velocity or swaps velocities with the other particle, with both of these possible
outcomes being of statistically equal probability. Therefore, for each collision between
a given pair of particles, the program chooses one of these two possible outcomes
at random. In this way, the energy of the two systems will begin to equalize over
time. Finally, the program continuously computes the total energies of each system
based on the velocities of its constituent particles.

##### Results and Analysis:

In order to produce realistic results, the simulation should consider as many gas
particles in the system as possible. This makes the program computationally intensive,
and it is impossible to run for an extended period on a basic machine, unless the
time-step is considerably larger than is optimal for the simple Euler method. Nevertheless,
the program still yields good results, with the two gases approaching each other in
temperature, and the total temperature of the system remaining nearly constant.

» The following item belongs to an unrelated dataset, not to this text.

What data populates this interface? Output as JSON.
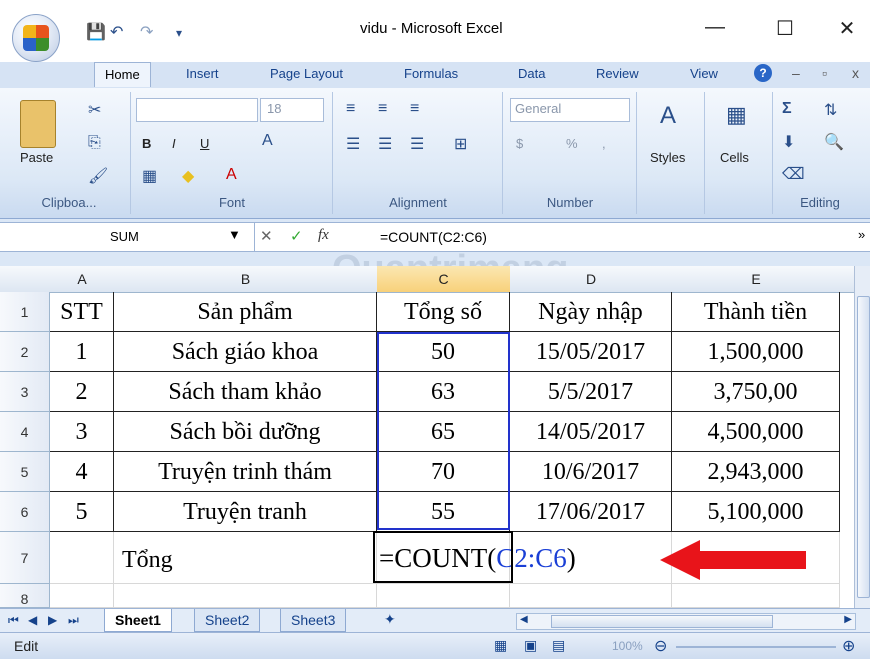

The
energy of each gas is very small (on the order of 10^{-20} Joules), but that is to be expected for a gas of less than one hundred particles.

*Figure 1: Energy of the hot gas (red), energy of the cold gas (blue), and total energy
of the*

*system (white), vs. time.*

From a visual perspective, the program is also able to keep up with and accurately
model the visual system itself, providing a useful illustration of and insight into
its physical properties:

*Figure 2: A three-dimensional visualization of the system, as it*

*approaches equilibrium; the particles of the hot gas (red)*

*are mixing with and subsequently colliding with the particles*

*of the cold gas (blue), thus imparting to them a portion of their*

*kinetic energy.*

##### Conclusion:

The primary issue with the program's performance was that the total energy of the
system dipped initially. This was likely due to some lost energy when the particles
were first beginning to interact and the gap between their respective energies was
greatest. The culprit behind this problem is almost certainly the small time-step:
if the system could be analyzed every milli- or even micro-second rather than every
whole second there would be a substantially smaller window in which energy fragments
could disappear. However, after this initial dip, the total energy does flat-line,
and remains constant for the rest of the simulation even before the system reaches
equilibrium. More importantly, the simulation shows the two gases approaching each
other in energy, entering into a state with only a small energy difference between
them, undergoing minor fluctuations, and ultimately seeing those fluctuations diminish
asymptotically. The algorithm itself performed well; moving forward, perhaps more
precise results could be obtained if the program were run on a more powerful machine,
thus enabling a longer run-time and a smaller time-step.